< Back to Blog

This Is CDR EP05: Intro to DAC with Habib Azarabadi, PhD

This is CDR is an ongoing series of online events to explore the range of carbon dioxide removal solutions that are currently in development. This week, we take a look...

This is CDR is an ongoing series of online events to explore the range of carbon dioxide removal solutions that are currently in development. This week, we take a look at direct air capture–and its economic feasibility–with Dr. Habib Azarabadi from the Arizona State University’s Center for Negative Carbon Emissions.

In past episodes of This is CDR, we’ve looked at some carbon-removal solutions (enhanced rock weathering, biochar) that work by accelerating existing processes in nature. Direct air capture is, well, more direct: it uses chemical solvents to capture carbon dioxide directly from the air.
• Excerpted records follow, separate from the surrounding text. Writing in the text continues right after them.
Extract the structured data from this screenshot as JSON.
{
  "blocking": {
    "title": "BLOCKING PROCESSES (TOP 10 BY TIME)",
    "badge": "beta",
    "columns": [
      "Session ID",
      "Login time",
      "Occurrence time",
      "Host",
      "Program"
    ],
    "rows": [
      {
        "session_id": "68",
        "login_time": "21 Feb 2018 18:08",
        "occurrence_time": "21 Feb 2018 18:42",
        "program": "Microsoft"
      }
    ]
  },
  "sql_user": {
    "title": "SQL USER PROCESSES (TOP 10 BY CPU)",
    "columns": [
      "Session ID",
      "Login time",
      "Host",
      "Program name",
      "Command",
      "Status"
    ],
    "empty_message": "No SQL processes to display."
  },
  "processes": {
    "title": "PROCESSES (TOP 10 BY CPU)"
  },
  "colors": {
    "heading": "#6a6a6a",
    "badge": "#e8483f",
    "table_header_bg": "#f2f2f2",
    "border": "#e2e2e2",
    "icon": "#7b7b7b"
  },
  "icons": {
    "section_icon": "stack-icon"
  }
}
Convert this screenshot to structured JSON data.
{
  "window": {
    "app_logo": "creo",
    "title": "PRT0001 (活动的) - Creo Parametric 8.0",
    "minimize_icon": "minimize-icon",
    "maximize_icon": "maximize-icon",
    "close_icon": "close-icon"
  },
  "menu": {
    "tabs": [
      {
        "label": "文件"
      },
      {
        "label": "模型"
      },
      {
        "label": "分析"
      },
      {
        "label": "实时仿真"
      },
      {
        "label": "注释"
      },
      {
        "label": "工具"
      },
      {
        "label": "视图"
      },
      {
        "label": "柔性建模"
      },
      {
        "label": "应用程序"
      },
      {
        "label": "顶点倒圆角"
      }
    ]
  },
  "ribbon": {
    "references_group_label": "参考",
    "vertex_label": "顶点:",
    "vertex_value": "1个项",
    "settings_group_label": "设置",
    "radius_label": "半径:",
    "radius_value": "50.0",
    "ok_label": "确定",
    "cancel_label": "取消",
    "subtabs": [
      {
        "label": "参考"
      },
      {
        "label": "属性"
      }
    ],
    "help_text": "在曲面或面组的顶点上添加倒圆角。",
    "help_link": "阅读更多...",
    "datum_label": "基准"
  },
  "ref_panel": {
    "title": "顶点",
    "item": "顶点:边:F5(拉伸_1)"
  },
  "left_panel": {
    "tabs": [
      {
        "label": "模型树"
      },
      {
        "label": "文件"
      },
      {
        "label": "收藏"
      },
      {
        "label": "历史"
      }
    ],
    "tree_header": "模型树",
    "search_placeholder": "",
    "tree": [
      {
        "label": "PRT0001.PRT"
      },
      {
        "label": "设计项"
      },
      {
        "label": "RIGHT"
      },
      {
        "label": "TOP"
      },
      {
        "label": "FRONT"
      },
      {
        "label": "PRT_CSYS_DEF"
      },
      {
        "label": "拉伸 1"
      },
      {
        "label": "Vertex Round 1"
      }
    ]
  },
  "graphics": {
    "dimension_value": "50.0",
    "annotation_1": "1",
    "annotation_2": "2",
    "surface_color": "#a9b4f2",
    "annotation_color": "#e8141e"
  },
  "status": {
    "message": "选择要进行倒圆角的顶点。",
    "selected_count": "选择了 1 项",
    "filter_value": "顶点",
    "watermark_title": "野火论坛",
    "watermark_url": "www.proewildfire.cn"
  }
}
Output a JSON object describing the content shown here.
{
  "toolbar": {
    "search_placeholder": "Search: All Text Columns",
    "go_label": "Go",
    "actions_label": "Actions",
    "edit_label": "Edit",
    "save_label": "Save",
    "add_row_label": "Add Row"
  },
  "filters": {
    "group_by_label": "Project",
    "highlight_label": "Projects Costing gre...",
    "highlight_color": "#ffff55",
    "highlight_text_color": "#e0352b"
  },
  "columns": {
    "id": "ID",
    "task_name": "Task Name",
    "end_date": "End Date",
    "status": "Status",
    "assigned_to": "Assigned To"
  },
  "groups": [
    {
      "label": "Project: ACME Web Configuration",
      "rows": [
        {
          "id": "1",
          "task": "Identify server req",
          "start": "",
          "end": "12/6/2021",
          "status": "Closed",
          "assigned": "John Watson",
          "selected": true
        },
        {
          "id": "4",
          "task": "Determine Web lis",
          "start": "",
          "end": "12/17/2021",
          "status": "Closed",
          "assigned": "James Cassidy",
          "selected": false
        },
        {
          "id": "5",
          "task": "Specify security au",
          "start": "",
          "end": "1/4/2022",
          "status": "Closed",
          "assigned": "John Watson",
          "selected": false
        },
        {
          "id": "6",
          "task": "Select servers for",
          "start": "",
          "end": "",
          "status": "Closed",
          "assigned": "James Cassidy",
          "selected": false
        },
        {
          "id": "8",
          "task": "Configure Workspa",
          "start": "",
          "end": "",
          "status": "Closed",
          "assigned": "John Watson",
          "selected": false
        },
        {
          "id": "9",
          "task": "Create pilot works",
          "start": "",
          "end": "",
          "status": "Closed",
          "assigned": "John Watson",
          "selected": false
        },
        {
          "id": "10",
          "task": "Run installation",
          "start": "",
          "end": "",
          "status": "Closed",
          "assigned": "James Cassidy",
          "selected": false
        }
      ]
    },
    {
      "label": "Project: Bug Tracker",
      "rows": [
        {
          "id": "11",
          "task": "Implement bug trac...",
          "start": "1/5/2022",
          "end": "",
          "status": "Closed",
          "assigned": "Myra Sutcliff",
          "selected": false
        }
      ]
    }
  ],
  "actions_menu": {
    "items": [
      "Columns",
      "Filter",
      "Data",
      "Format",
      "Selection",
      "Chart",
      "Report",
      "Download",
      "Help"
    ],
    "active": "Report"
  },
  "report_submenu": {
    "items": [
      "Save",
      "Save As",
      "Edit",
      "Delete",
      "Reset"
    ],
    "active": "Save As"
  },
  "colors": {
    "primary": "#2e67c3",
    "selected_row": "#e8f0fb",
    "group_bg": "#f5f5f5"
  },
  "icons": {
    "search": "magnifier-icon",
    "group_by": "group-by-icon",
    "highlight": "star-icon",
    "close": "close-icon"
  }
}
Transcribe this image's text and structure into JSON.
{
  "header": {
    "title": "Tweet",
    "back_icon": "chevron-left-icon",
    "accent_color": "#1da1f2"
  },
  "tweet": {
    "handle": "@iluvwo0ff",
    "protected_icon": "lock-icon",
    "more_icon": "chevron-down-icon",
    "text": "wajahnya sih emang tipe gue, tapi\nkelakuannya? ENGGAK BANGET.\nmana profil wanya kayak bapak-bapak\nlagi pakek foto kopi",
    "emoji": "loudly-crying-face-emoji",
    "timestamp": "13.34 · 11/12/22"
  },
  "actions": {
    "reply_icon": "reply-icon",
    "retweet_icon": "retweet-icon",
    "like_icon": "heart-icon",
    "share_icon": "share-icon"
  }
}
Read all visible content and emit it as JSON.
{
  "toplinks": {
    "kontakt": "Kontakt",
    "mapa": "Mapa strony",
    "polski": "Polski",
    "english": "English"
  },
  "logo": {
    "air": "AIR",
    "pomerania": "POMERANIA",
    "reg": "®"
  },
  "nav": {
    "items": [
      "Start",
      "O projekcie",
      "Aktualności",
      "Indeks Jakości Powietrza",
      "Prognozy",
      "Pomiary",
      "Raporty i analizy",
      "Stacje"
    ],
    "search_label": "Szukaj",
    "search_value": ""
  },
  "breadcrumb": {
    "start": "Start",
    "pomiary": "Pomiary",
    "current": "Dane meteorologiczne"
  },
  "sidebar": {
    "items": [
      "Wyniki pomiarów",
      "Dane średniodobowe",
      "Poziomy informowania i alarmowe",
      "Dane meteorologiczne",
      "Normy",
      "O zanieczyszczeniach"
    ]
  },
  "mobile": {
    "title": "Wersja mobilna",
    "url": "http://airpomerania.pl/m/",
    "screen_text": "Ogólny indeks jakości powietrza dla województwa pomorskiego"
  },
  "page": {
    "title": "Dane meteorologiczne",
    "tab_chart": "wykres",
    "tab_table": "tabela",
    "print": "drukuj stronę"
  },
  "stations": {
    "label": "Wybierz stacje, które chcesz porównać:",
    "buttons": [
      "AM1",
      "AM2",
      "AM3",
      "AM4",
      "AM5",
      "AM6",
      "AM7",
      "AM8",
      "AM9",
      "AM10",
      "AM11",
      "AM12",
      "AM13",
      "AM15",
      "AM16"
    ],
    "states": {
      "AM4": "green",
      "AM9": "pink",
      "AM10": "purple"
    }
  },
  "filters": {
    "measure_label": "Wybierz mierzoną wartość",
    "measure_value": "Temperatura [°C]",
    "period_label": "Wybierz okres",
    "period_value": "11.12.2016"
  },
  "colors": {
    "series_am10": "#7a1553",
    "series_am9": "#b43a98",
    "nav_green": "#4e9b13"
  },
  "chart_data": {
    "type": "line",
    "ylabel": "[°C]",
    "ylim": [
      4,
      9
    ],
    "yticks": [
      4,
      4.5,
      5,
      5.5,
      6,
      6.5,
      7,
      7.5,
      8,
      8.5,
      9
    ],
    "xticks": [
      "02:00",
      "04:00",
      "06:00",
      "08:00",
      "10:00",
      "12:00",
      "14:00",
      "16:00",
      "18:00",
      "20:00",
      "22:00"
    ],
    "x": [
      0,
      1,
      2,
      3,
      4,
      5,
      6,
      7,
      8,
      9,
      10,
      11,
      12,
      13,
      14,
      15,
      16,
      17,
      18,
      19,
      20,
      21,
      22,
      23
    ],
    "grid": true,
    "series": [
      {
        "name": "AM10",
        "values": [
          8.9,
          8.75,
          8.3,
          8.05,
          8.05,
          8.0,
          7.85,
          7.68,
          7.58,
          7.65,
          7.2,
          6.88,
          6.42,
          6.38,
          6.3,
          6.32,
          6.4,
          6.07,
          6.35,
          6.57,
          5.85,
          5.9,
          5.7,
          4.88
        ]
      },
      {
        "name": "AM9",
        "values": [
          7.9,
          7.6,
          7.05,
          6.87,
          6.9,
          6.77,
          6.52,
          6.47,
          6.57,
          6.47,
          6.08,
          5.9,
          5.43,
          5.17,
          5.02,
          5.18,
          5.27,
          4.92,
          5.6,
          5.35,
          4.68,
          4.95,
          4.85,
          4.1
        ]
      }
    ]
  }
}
The captured CO2 can then be sequestered, or used to create carbon-neutral fuel.

Interesting as the R&D side of CDR can be, it’s all academic unless we can actually scale it, and to do that, we need to make it cost a lot less. Dr. Azarabadi’s research focuses on how we might be able to do that.

As it happens, the world’s largest DAC plant just opened in Iceland this week; it’ll remove 4000 tons of CO2 from the atmosphere each year. While this is a big milestone and it’s great to see CDR tech making headlines, global CO2 emissions are now around 31 billion tons per year. That’s a big gap to fill, and interestingly, Dr. Azarabadi argues that rather than focusing on large-scale infrastructure like the plant in Iceland, we could close the gap faster by pursuing mass production, treating DAC units as a consumer good. The price of solar panels has dropped by orders of magnitude since they first came on the market in the ’70s, thanks to lots of innovation spurred by market competition. The same could happen with DAC.

Dr. Azarabadi shares an observation from his colleague Dr. Klaus Lackner, who notes that a commercial car engine converts fuel to energy at 1/100th the cost per kilowatt of an industrial power plant. That’s because every power plant is a custom-built design, so we don’t see the benefits of mass production. If we pursue smaller-scale DAC, we could tap into those benefits and scale up our carbon removal rate much faster. It’s an exciting possibility–please check out the video above to learn all about it, and be sure to check back next week for more This is CDR!

OpenAir Team

Join: Become a Collector, Follow our Progress.

Stay up to speed, subscribe to our monthly newsletter



Join the collective!

Click here to join our Discord server.
Join